I think my diversity, with the help of how I was raised by my family, has really molded me into a well-rounded person. I think my diversity is rather unique as I was born and raised in Trinidad until I was 13 before moving to New York with my parents and siblings. I think being able to live the first half of my life in Trinidad and now the second half of my life thus far in New York, has given me a worldly view and understanding of things. My diversity has also helped me remain humble and persistent, not only in my ambitions but the changes that need to be made in society and the minds of others. More specifically, it gives me an intangible outlook and approach to how I execute marketing tactics, understand strategy and build equity with those who I work with and also my very own endeavors. My diversity has provided me with many skills; storytelling being one of the most important and impactful ones.
But that’s why I’m focused on myself because I know, as a Black man in this world, it’s very uncomfortable and racist in many settings. I try to preserve my mind and energy so I can put them to use efficiently and intelligently.
What do you think of recent actions agencies have taken to tackle systemic racism?
I think everyone’s approach shouldn’t be judged in the short-term but in the long-term.

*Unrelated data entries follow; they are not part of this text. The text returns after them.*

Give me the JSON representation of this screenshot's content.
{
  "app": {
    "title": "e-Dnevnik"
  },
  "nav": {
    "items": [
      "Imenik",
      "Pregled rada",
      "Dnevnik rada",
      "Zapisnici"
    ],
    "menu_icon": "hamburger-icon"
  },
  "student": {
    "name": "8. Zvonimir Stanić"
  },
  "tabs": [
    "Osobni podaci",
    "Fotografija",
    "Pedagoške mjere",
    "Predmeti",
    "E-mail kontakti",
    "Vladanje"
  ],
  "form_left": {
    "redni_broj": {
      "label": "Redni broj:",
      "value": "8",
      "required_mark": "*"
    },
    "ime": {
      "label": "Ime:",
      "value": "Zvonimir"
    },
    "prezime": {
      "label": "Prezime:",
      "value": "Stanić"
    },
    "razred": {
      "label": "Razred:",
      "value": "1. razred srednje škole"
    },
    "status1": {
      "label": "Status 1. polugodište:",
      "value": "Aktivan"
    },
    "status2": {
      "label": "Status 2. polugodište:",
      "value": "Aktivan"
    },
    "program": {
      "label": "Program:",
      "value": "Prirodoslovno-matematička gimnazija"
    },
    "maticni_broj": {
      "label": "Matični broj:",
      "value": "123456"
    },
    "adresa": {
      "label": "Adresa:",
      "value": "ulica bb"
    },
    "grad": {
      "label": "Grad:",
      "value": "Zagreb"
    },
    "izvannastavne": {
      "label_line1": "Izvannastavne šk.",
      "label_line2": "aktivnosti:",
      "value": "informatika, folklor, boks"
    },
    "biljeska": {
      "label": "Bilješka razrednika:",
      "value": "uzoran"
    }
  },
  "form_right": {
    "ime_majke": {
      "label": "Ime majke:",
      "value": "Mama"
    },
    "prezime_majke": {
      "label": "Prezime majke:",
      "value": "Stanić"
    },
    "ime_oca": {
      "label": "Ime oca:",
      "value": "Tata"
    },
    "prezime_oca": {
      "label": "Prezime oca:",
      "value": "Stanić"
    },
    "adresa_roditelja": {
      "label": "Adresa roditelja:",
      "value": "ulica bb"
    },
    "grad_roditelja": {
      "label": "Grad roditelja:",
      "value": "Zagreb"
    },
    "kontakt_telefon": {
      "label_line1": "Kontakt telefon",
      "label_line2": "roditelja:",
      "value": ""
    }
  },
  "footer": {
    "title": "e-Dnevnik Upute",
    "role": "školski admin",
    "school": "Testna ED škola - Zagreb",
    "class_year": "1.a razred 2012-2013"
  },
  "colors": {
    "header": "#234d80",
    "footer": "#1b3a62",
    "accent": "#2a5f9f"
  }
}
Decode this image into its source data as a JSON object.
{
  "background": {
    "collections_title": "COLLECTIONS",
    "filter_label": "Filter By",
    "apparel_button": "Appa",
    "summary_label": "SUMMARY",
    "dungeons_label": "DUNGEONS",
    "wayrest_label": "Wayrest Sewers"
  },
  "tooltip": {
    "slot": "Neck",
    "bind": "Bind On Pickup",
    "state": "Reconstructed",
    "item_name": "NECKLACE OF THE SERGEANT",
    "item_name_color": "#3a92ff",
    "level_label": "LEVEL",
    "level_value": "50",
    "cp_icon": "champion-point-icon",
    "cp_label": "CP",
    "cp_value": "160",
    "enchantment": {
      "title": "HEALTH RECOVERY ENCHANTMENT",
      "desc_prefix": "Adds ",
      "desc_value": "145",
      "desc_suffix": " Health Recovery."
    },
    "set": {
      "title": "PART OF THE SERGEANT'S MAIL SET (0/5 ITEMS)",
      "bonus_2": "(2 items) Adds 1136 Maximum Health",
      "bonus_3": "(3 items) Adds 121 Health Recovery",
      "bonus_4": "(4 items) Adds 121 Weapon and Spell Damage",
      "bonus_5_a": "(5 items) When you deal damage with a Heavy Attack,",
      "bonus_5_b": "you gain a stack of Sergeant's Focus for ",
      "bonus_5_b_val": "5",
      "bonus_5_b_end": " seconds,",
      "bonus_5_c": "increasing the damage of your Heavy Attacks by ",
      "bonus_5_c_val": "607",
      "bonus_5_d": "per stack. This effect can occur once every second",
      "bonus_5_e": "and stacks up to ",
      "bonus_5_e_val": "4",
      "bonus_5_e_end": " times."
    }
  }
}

A lot of agencies were very quiet when everything with George Floyd began happening and so many of them were silent throughout the years when we witnessed so many Black people be unlawfully killed on camera. I think, at times, a lot of agencies will do anything in the moment to try to pacify the situation or prevent backlash they would face if they don’t do anything. But truthfully, a lot of agencies are rooted in oppression, so real change has to come from the removal of certain individuals in leadership or actions such as putting their money in Black-owned bank accounts and utilizing Black businesses for the multiple needs and wants they have.
People have to understand that this is not a trend. It’s a reality for Black people that we have endured for so long. We are exhausted but still fighting for true freedom and equality. The scary truth is that our lives depend on this fight and that’s not something white people have to worry about. I'm not going to be quick to give props to their efforts because we have been enduring racism, oppression and its many ramifications for 400 years. I don't think credit is fully warranted yet.
What should the industry be doing to truly achieve equity for people of color?
I think programs that promote Black people being in these spaces comfortably should be more widespread, especially for high school and college students. The representation of Black people within the advertising agency is so scarce and it’s really alarming to think about. We also have to be given roles throughout all sectors and levels. Eliminate the microaggressions and discriminations. We deserve to work in a safe space that allows us to be us without being treated unfairly. The oppressive forces are scared to let us in because they have a dog-eat-dog mentality. Lastly, the money is crucial. We deserve to be paid more, hired more and also, as I said, put money in Black-owned banks, help stimulate the Black dollar and our economy.